India and Nigeria will host the two fastest growing populations over the next three decades, with India adding 273 million people and Nigeria 200 million by 2050, the rapid pace fuelled by vastly different factors, according to the United Nations World Population Prospects 2019 report.
India will overtake China to become the world’s most populous country in 2027, according to the report. The world’s population is projected to increase by 2 billion people, from 7.7 billion now to 9.7 billion in 2050, according to the report.
While India’s population will increase because of a large cohort of young people who will enter their reproductive age over the next three decades, which will add “population momentum” even if births fall to two children or less per woman, Nigeria’s population will be driven by women having many more children.
India’s total fertility rate (TFR, the average number of children a woman has in her lifetime) ) is 2.2, with half of the country’s population in 24 states having reached “replacement TFR” of 2.1 or less, which is number of children per woman at which a population replaces itself and stops growing. In Nigeria, the TFR is 5.4.
“Even if the TFR across all states were to fall immediately to two births or less per woman, India’s population would continue to grow, as it will in countries and regions where fertility has declined recently. In India, Latin America and the Caribbean, virtually all of the projected population growth till 2050 will be driven by the population momentum from a largely young population,” AR Nanda, former secretary, Union ministry of health, and trustee, Indian Association for the Study of Population, said ahead of the World Population Day on Thursday.
“The National Population Policy 2000 had projected TFR will reach around 2.1, which will show when the Sample Registration System data comes out in 2020. Contraceptives and spacing methods, including male contraception, have to be made widely available, especially to adolescents and young adults, who get missed,” said Nanda.
Addressing high TFR in Uttar Pradesh and Bihar must remain a priority, say experts. “People must have access to uninterrupted quality services and social development support, such as nutrition, health, sanitation and infrastructure, to ensure they have the tools and the information to have the desired family size,” said Rajib Acharya, senior associate, Population Council of India.
Budgetary allocation for health went up by 15% this year, from ₹56,045 crore in 2018-19 (revised estimates), to ₹64,559 crore in 2019-20. But while the allocation for the National Health Mission went up by 8% over the previous year to ₹32,995 crore, the share of the Reproductive and Child Health flexipool out of the approved NHM funds has halved in four years, from 40% in 2016-17 to 20% in 2019-20, which some demographers find worrying.

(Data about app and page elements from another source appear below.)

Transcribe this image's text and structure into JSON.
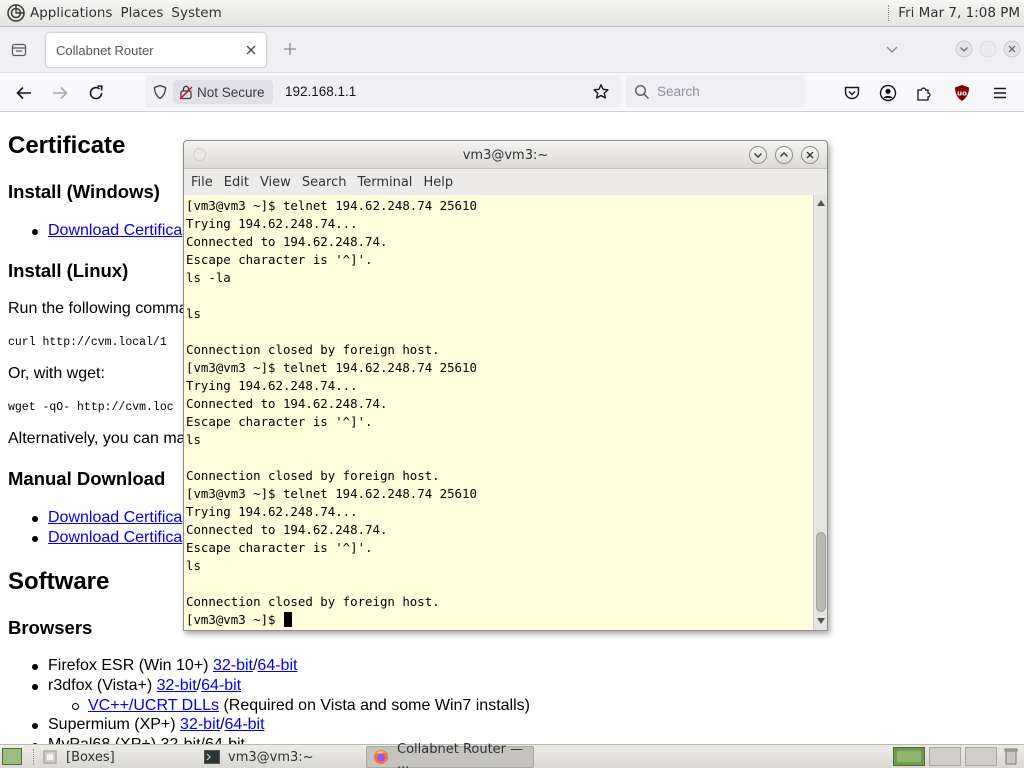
{
  "top_panel": {
    "menus": [
      "Applications",
      "Places",
      "System"
    ],
    "clock": "Fri Mar  7,  1:08 PM"
  },
  "browser": {
    "tab_title": "Collabnet Router",
    "security_label": "Not Secure",
    "url": "192.168.1.1",
    "search_placeholder": "Search"
  },
  "page": {
    "cert_heading": "Certificate",
    "install_windows": "Install (Windows)",
    "download_cert_link": "Download Certifica",
    "install_linux": "Install (Linux)",
    "run_text": "Run the following comma",
    "curl_cmd": "curl http://cvm.local/1",
    "or_wget": "Or, with wget:",
    "wget_cmd": "wget -qO- http://cvm.loc",
    "alternatively": "Alternatively, you can ma",
    "manual_download": "Manual Download",
    "manual_link_1": "Download Certifica",
    "manual_link_2": "Download Certifica",
    "software": "Software",
    "browsers": "Browsers",
    "firefox_esr": "Firefox ESR (Win 10+) ",
    "r3dfox": "r3dfox (Vista+) ",
    "link_32": "32-bit",
    "slash": "/",
    "link_64": "64-bit",
    "vcpp_link": "VC++/UCRT DLLs",
    "vcpp_note": " (Required on Vista and some Win7 installs)",
    "supermium": "Supermium (XP+) ",
    "mypal_partial": "MyPal68 (XP+) 32-bit/64-bit"
  },
  "terminal": {
    "title": "vm3@vm3:~",
    "menus": [
      "File",
      "Edit",
      "View",
      "Search",
      "Terminal",
      "Help"
    ],
    "lines": [
      "[vm3@vm3 ~]$ telnet 194.62.248.74 25610",
      "Trying 194.62.248.74...",
      "Connected to 194.62.248.74.",
      "Escape character is '^]'.",
      "ls -la",
      "",
      "ls",
      "",
      "Connection closed by foreign host.",
      "[vm3@vm3 ~]$ telnet 194.62.248.74 25610",
      "Trying 194.62.248.74...",
      "Connected to 194.62.248.74.",
      "Escape character is '^]'.",
      "ls",
      "",
      "Connection closed by foreign host.",
      "[vm3@vm3 ~]$ telnet 194.62.248.74 25610",
      "Trying 194.62.248.74...",
      "Connected to 194.62.248.74.",
      "Escape character is '^]'.",
      "ls",
      "",
      "Connection closed by foreign host."
    ],
    "prompt": "[vm3@vm3 ~]$ "
  },
  "taskbar": {
    "items": [
      "[Boxes]",
      "vm3@vm3:~",
      "Collabnet Router — ..."
    ]
  }
}
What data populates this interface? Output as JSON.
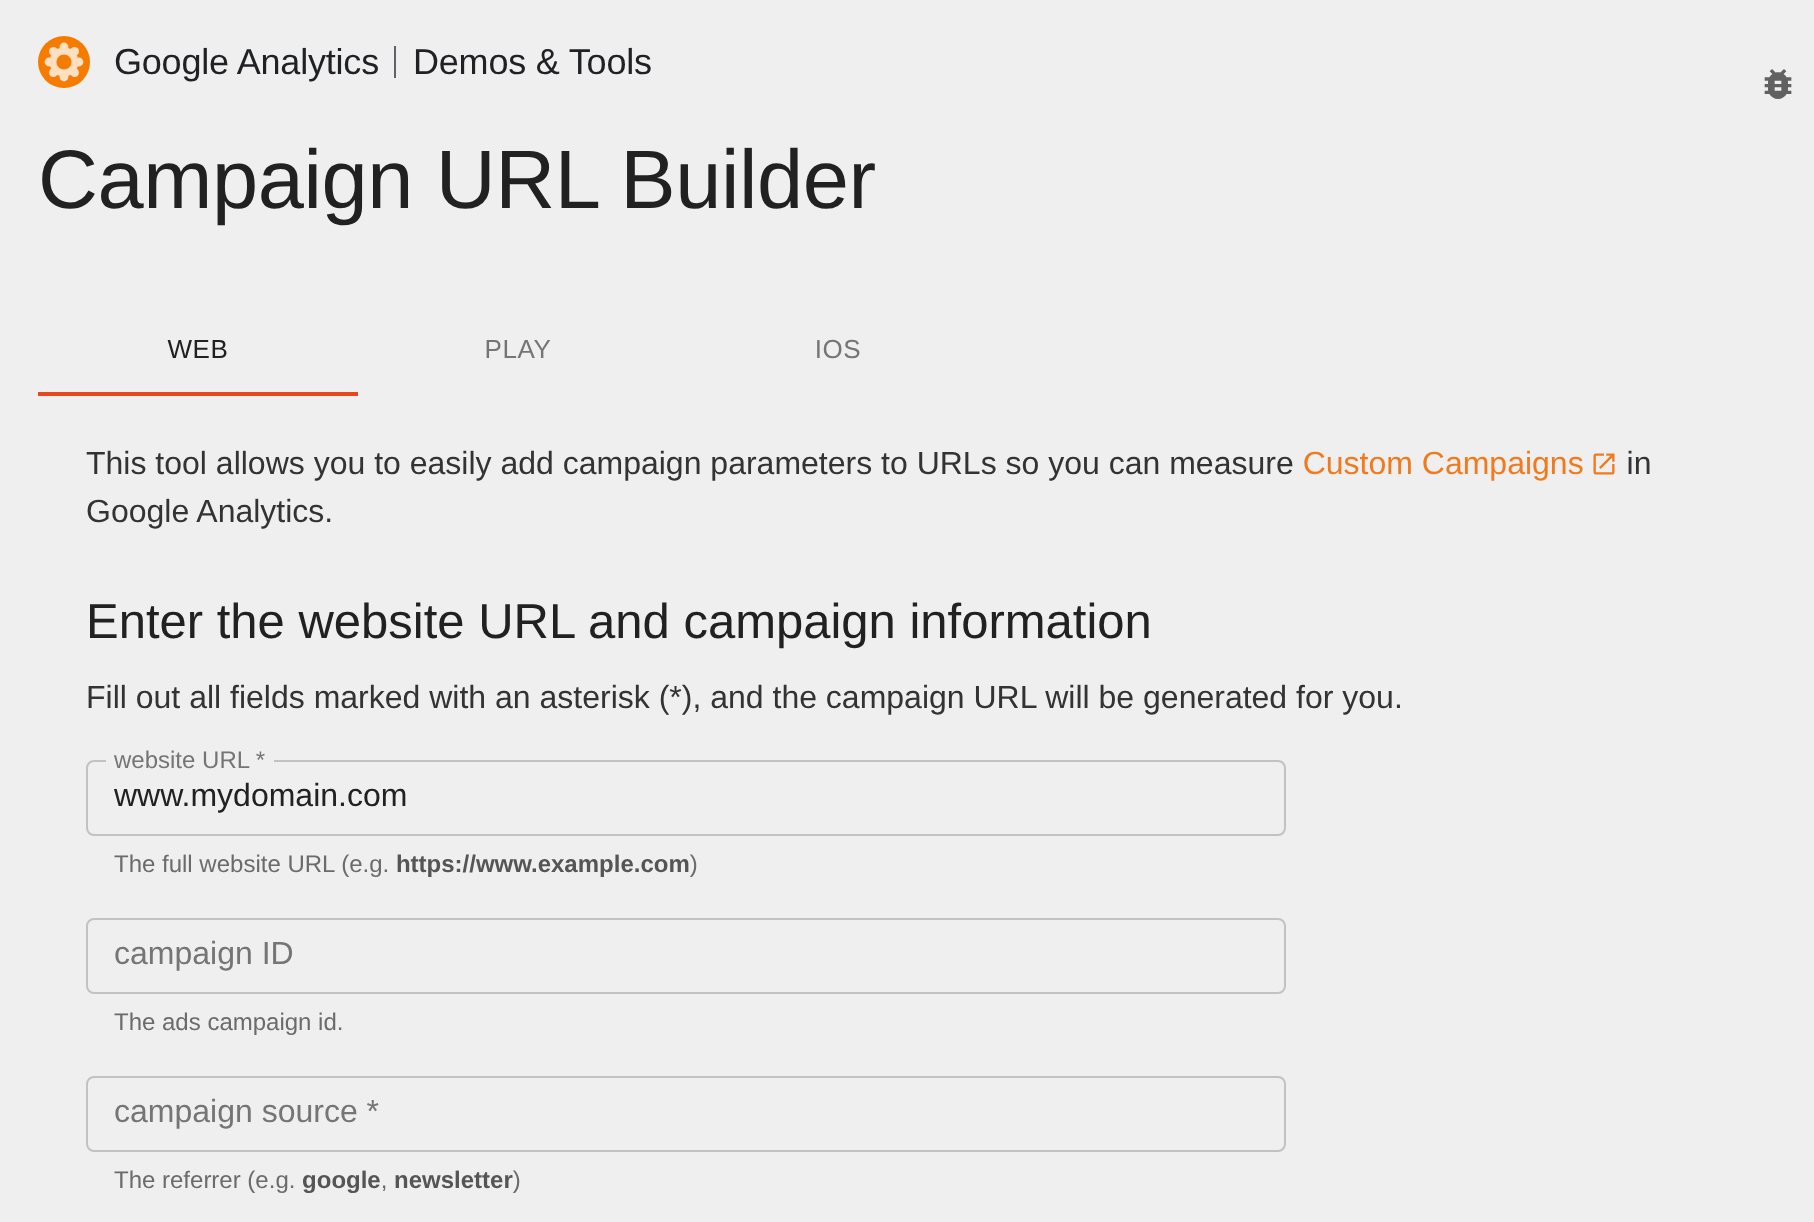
{
  "header": {
    "brand": "Google Analytics",
    "section": "Demos & Tools"
  },
  "title": "Campaign URL Builder",
  "tabs": [
    {
      "label": "WEB",
      "selected": true
    },
    {
      "label": "PLAY",
      "selected": false
    },
    {
      "label": "IOS",
      "selected": false
    }
  ],
  "intro": {
    "text_before": "This tool allows you to easily add campaign parameters to URLs so you can measure",
    "link": "Custom Campaigns",
    "text_after": "in Google Analytics."
  },
  "form": {
    "heading": "Enter the website URL and campaign information",
    "instructions": "Fill out all fields marked with an asterisk (*), and the campaign URL will be generated for you.",
    "fields": [
      {
        "label": "website URL *",
        "value": "www.mydomain.com",
        "helper": "The full website URL (e.g. **https://www.example.com**)"
      },
      {
        "placeholder": "campaign ID",
        "helper": "The ads campaign id."
      },
      {
        "placeholder": "campaign source *",
        "helper": "The referrer (e.g. **google**, **newsletter**)"
      }
    ]
  }
}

“A major chunk of the increased allocation for NHM is driven by health system strengthening, which increased by around 12% over last year…,” said a health ministry official, who did not want to be named.